Resist the urge to flip steak over and over again. Letting it sear on the outside locks the juices inside, and makes tailgaters happy.
Wait 5 minutes after taking steak off the grill. This lets the juices settle back into the meat, and is a fun way to tease your guests.
Grate advice: Clean your grill grate before grilling on game day. Oil it, too. Otherwise, that meat is going to stick. Count on it.
Keep hand-formed patties cold on game day to help them stay together on your grill grate.
Say no to puffy tailgate burgers. Use your thumb to make an indent on top of your patties before grilling and they’ll even out as they cook.
One question you should never have to answer at your tailgate: You seriously didn’t bring any hot dogs?
One question you should always have to answer at your tailgate: You seriously brought 3 kinds of mustard and 8 toppings for the hot dogs?
Game-day grilled corn: Pull down the outer husks and remove the silk. Fold the husks back up and soak in water for 10 minutes. Grill.

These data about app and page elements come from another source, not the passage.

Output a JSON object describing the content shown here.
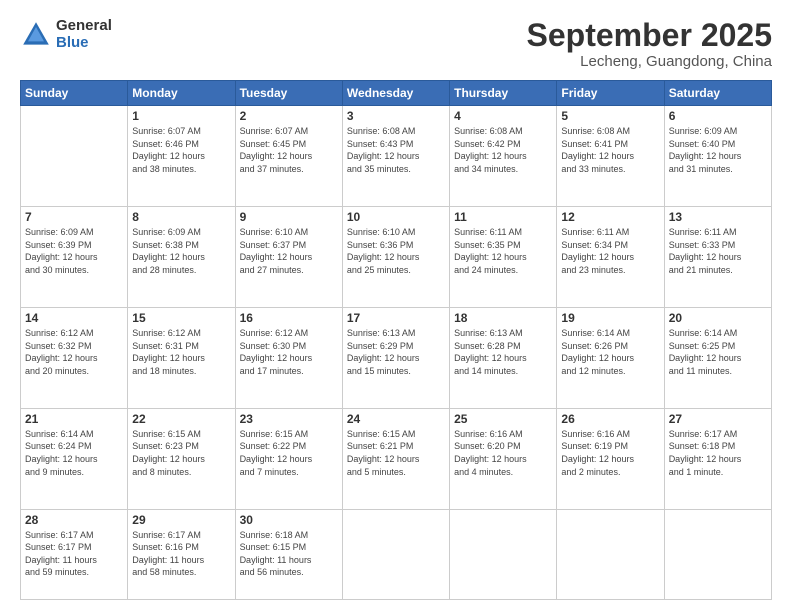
{
  "logo": {
    "general": "General",
    "blue": "Blue"
  },
  "title": "September 2025",
  "subtitle": "Lecheng, Guangdong, China",
  "headers": [
    "Sunday",
    "Monday",
    "Tuesday",
    "Wednesday",
    "Thursday",
    "Friday",
    "Saturday"
  ],
  "weeks": [
    [
      {
        "day": "",
        "info": ""
      },
      {
        "day": "1",
        "info": "Sunrise: 6:07 AM\nSunset: 6:46 PM\nDaylight: 12 hours\nand 38 minutes."
      },
      {
        "day": "2",
        "info": "Sunrise: 6:07 AM\nSunset: 6:45 PM\nDaylight: 12 hours\nand 37 minutes."
      },
      {
        "day": "3",
        "info": "Sunrise: 6:08 AM\nSunset: 6:43 PM\nDaylight: 12 hours\nand 35 minutes."
      },
      {
        "day": "4",
        "info": "Sunrise: 6:08 AM\nSunset: 6:42 PM\nDaylight: 12 hours\nand 34 minutes."
      },
      {
        "day": "5",
        "info": "Sunrise: 6:08 AM\nSunset: 6:41 PM\nDaylight: 12 hours\nand 33 minutes."
      },
      {
        "day": "6",
        "info": "Sunrise: 6:09 AM\nSunset: 6:40 PM\nDaylight: 12 hours\nand 31 minutes."
      }
    ],
    [
      {
        "day": "7",
        "info": "Sunrise: 6:09 AM\nSunset: 6:39 PM\nDaylight: 12 hours\nand 30 minutes."
      },
      {
        "day": "8",
        "info": "Sunrise: 6:09 AM\nSunset: 6:38 PM\nDaylight: 12 hours\nand 28 minutes."
      },
      {
        "day": "9",
        "info": "Sunrise: 6:10 AM\nSunset: 6:37 PM\nDaylight: 12 hours\nand 27 minutes."
      },
      {
        "day": "10",
        "info": "Sunrise: 6:10 AM\nSunset: 6:36 PM\nDaylight: 12 hours\nand 25 minutes."
      },
      {
        "day": "11",
        "info": "Sunrise: 6:11 AM\nSunset: 6:35 PM\nDaylight: 12 hours\nand 24 minutes."
      },
      {
        "day": "12",
        "info": "Sunrise: 6:11 AM\nSunset: 6:34 PM\nDaylight: 12 hours\nand 23 minutes."
      },
      {
        "day": "13",
        "info": "Sunrise: 6:11 AM\nSunset: 6:33 PM\nDaylight: 12 hours\nand 21 minutes."
      }
    ],
    [
      {
        "day": "14",
        "info": "Sunrise: 6:12 AM\nSunset: 6:32 PM\nDaylight: 12 hours\nand 20 minutes."
      },
      {
        "day": "15",
        "info": "Sunrise: 6:12 AM\nSunset: 6:31 PM\nDaylight: 12 hours\nand 18 minutes."
      },
      {
        "day": "16",
        "info": "Sunrise: 6:12 AM\nSunset: 6:30 PM\nDaylight: 12 hours\nand 17 minutes."
      },
      {
        "day": "17",
        "info": "Sunrise: 6:13 AM\nSunset: 6:29 PM\nDaylight: 12 hours\nand 15 minutes."
      },
      {
        "day": "18",
        "info": "Sunrise: 6:13 AM\nSunset: 6:28 PM\nDaylight: 12 hours\nand 14 minutes."
      },
      {
        "day": "19",
        "info": "Sunrise: 6:14 AM\nSunset: 6:26 PM\nDaylight: 12 hours\nand 12 minutes."
      },
      {
        "day": "20",
        "info": "Sunrise: 6:14 AM\nSunset: 6:25 PM\nDaylight: 12 hours\nand 11 minutes."
      }
    ],
    [
      {
        "day": "21",
        "info": "Sunrise: 6:14 AM\nSunset: 6:24 PM\nDaylight: 12 hours\nand 9 minutes."
      },
      {
        "day": "22",
        "info": "Sunrise: 6:15 AM\nSunset: 6:23 PM\nDaylight: 12 hours\nand 8 minutes."
      },
      {
        "day": "23",
        "info": "Sunrise: 6:15 AM\nSunset: 6:22 PM\nDaylight: 12 hours\nand 7 minutes."
      },
      {
        "day": "24",
        "info": "Sunrise: 6:15 AM\nSunset: 6:21 PM\nDaylight: 12 hours\nand 5 minutes."
      },
      {
        "day": "25",
        "info": "Sunrise: 6:16 AM\nSunset: 6:20 PM\nDaylight: 12 hours\nand 4 minutes."
      },
      {
        "day": "26",
        "info": "Sunrise: 6:16 AM\nSunset: 6:19 PM\nDaylight: 12 hours\nand 2 minutes."
      },
      {
        "day": "27",
        "info": "Sunrise: 6:17 AM\nSunset: 6:18 PM\nDaylight: 12 hours\nand 1 minute."
      }
    ],
    [
      {
        "day": "28",
        "info": "Sunrise: 6:17 AM\nSunset: 6:17 PM\nDaylight: 11 hours\nand 59 minutes."
      },
      {
        "day": "29",
        "info": "Sunrise: 6:17 AM\nSunset: 6:16 PM\nDaylight: 11 hours\nand 58 minutes."
      },
      {
        "day": "30",
        "info": "Sunrise: 6:18 AM\nSunset: 6:15 PM\nDaylight: 11 hours\nand 56 minutes."
      },
      {
        "day": "",
        "info": ""
      },
      {
        "day": "",
        "info": ""
      },
      {
        "day": "",
        "info": ""
      },
      {
        "day": "",
        "info": ""
      }
    ]
  ]
}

Form burger patties the night before and freeze between wax paper to save time. Throw them straight on the grill at your tailgate.

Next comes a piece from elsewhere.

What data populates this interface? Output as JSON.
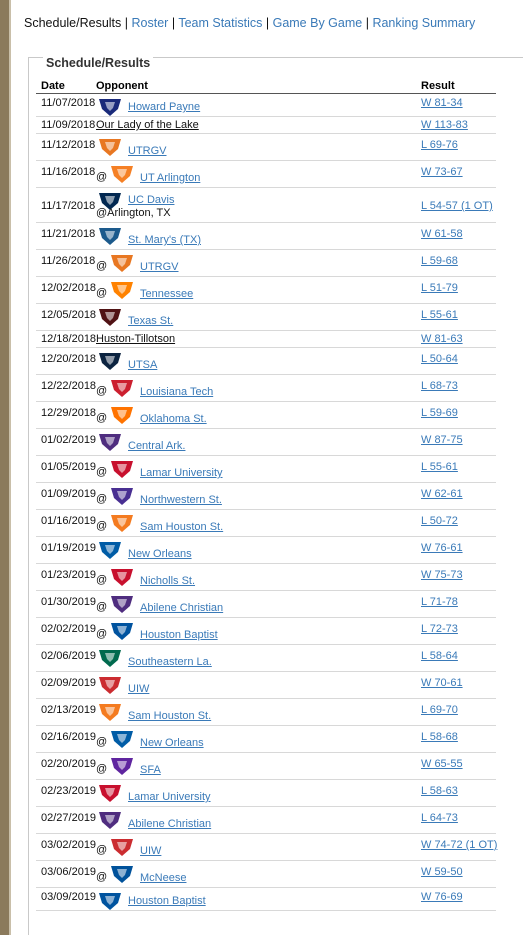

Toasted buns: Further proof that if you can grill it, you should grill it. That’s just Tailgating 101.
Meat pieces on kabobs stay juicier longer when they’re just touching. Not that they’ll last very long at your tailgate anyway.
Know what potato salad from the Publix Deli looks like in a bowl? Potato salad that no one has to know came from the Publix Deli.
Tailgate Cooler One: raw meats. Tailgate Cooler Two: cooked meats. Never do they mix.
Slaw goes great with your pulled pork sandwich. It’s even better when it goes on your pulled pork sandwich. That’s ultimate tailgating.
Chili: the ultimate tailgate food. Delicious on its own, and better when combined with hot dogs, burgers, nachos, or baked potatoes. Bravo.
Skewer and marinate kabobs the night before your tailgate. You’ll save time, and increase your odds of dreaming about kabobs. Mmm, kabobs.
Flying a big helium balloon attached to a long string is a good way to help friends find your tailgate.
Playing the “Macarena” at full volume is a bad way to help your friends find your tailgate. Effective, though.
Be good tailgate neighbors. If they like the other team, be good neighbors but talk about how ugly their uniforms are behind their back.
Set up your tailgate near a public restroom if possible. And bring toilet paper. We shouldn’t have to explain this one.
Your friends will ask you what they can bring to the tailgate. Ice. You need ice. Don’t even check the cooler. You’re running low.
Know what’s more fun than postgame traffic? Postgame tailgating.
Ever opened a cooler, then another, and another looking for a specific drink? It takes less time than that to label each cooler on game day.
Know exactly where you’re tailgating? Send your guests directions the night before. Winging it? Send directions as soon as you park.
Extinguish any kind of flame before leaving your tailgate for the game or to go home. An ultimate tailgate is a safe tailgate.
Wherever you tailgate, know the rules first. Are you allowed to grill? Are generators permitted? Is loud music okay?
Pack a toolbox with tailgate essentials like grill tools, bottle and can openers, sunscreen, and of course, your duct tape, hand sanitizer, and permanent marker (see tip #8).
Spending your tailgate time slicing veggies is a drag, so slice and pack your burger toppings in advance.
Fill a six-pack holder with your favorite condiments. Just don’t take a giant swig of hot sauce by accident.
Pack a mini first-aid kit.
Consider wind direction when you position your grill. You’re trying to blow the smoke toward the other team’s fans, not yourself.
Use an empty laundry detergent dispenser as a hand-washing station.
Hang a paper towel roll from the tent struts using a bungee cord.
Turn a cardboard beer case into a toss-away drink container. Be sure to line it with a plastic bag, or it will be more like a melt-away drink container.
Set up a DIY toppings bar so people can customize their hot dogs.
Serve specialty drinks in your team’s colors with matching cupcake liner lids to keep insects out.